Tapping into the expertise of an established training community is key to overcoming these hurdles. Evan suggests young people look for strength and speed conditioning gyms that specialize in training young people, or join a local lifting club. Still, he says most of the young people he sees at competitions have clearly been trained by individuals who don’t seem to have much powerlifting training experience. With good form being such an important part of both getting strong and avoiding injury, he’s convinced young people require hands-on training experience before trying to go off on their own.
Evan also acts as a mentor to young teens interested in powerlifting. He’s captain of a youth lifting club, encouraging team members to follow their own passion wherever the iron takes them.
“I lift because I really love it, because I’ve made so many friends, and because competing has opened me up to so many new experiences. I try to pass that love on to anyone who’ll listen,” he says.
Limited Exercises, Big-Time Results
Today, Evan trains with weights four days a week: Sundays are for deadlifts, Tuesdays are for light presses, Wednesdays are for squats, and Saturdays are for benching. Before lifting, he warms up with 50 jumping jacks, box jumps, long jumps, and pull-ups.
On bench days, he does regular presses in addition to heavy partials using 3 and then 4 boards to shorten the range of motion. On deadlift day, he’ll do his deadlifts, then follow up with paused squats, stopping at the bottom of the movement to release elastic energy. On one deadlift day per month, he will lift off six-inch blocks to shorten the range of movement so he can lift heavier weights.
On squat days, he follows his back squats with reverse band squats, which overload the top of the lift. Then he does deficit deadlifts, using about half his max deadlift of 500 pounds to work on the lower end of the range of motion. On light days, he does his bench presses or floor lifts for 45 minutes, then adds some other upper-body work, including chin-ups, pull-ups, and standing barbell presses.
Evan’s gym is in his family’s garage, which limits his exercise choices, but his routine is built around basic movements anyway. He follows no special diet; he eats what 17-year-olds eat.
“Working out with my dad really keeps me going,” says Evan. “I really admire him. He gets up at 6 a.m. and doesn’t get home until 7 or 8 at night. It doesn’t leave much time for father-son bonding, so we spend as much time together in the garage as we can.”

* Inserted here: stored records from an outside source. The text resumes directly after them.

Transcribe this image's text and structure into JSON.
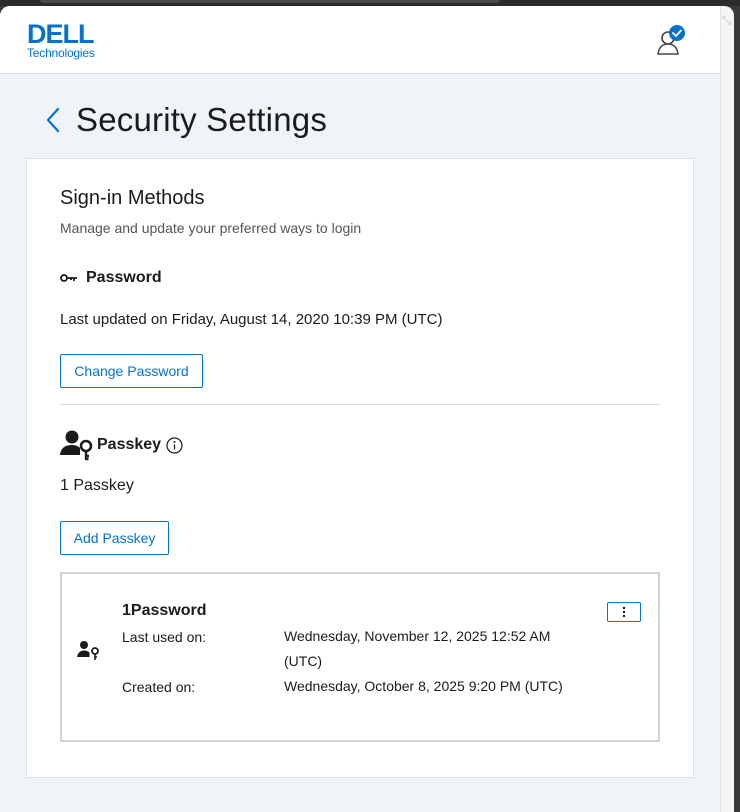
{
  "brand": {
    "wordmark": "DELL",
    "sub": "Technologies",
    "color": "#0672cb"
  },
  "header": {
    "user_icon": "user-verified-icon"
  },
  "page": {
    "title": "Security Settings",
    "back_icon": "chevron-left-icon"
  },
  "signin": {
    "title": "Sign-in Methods",
    "subtitle": "Manage and update your preferred ways to login"
  },
  "password": {
    "icon": "key-icon",
    "label": "Password",
    "last_updated": "Last updated on Friday, August 14, 2020 10:39 PM (UTC)",
    "change_button": "Change Password"
  },
  "passkey": {
    "icon": "user-key-icon",
    "label": "Passkey",
    "info_icon": "info-icon",
    "count": "1 Passkey",
    "add_button": "Add Passkey",
    "items": [
      {
        "name": "1Password",
        "last_used_label": "Last used on:",
        "last_used_value": "Wednesday, November 12, 2025 12:52 AM (UTC)",
        "created_label": "Created on:",
        "created_value": "Wednesday, October 8, 2025 9:20 PM (UTC)",
        "menu_icon": "kebab-menu-icon"
      }
    ]
  }
}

Next fall, Evan heads to college. He says weight training is such an integral part of his life that he knows he’ll keep at it during college and beyond. But in spite of all the sport has given him—and all that he has given to the sport—he still sees room for improvement.
Evan says if he could change one aspect about his powerlifting, it would be to have more confidence in himself. “When I go to meets, sometimes I underestimate how much I can lift,” he admits. “I might deadlift 500 pounds at home, but when I’m in competition, I tend to go for less. I need to have more confidence when it comes to performing onstage.
“I tell other kids who might be interested in weight training that you don’t need access to a really fancy gym to be successful so long as you put in the effort. As with any sport, the odds of ever making it as a professional aren’t great. But the training itself will give you the discipline and determination you need to succeed at whatever you do in life.”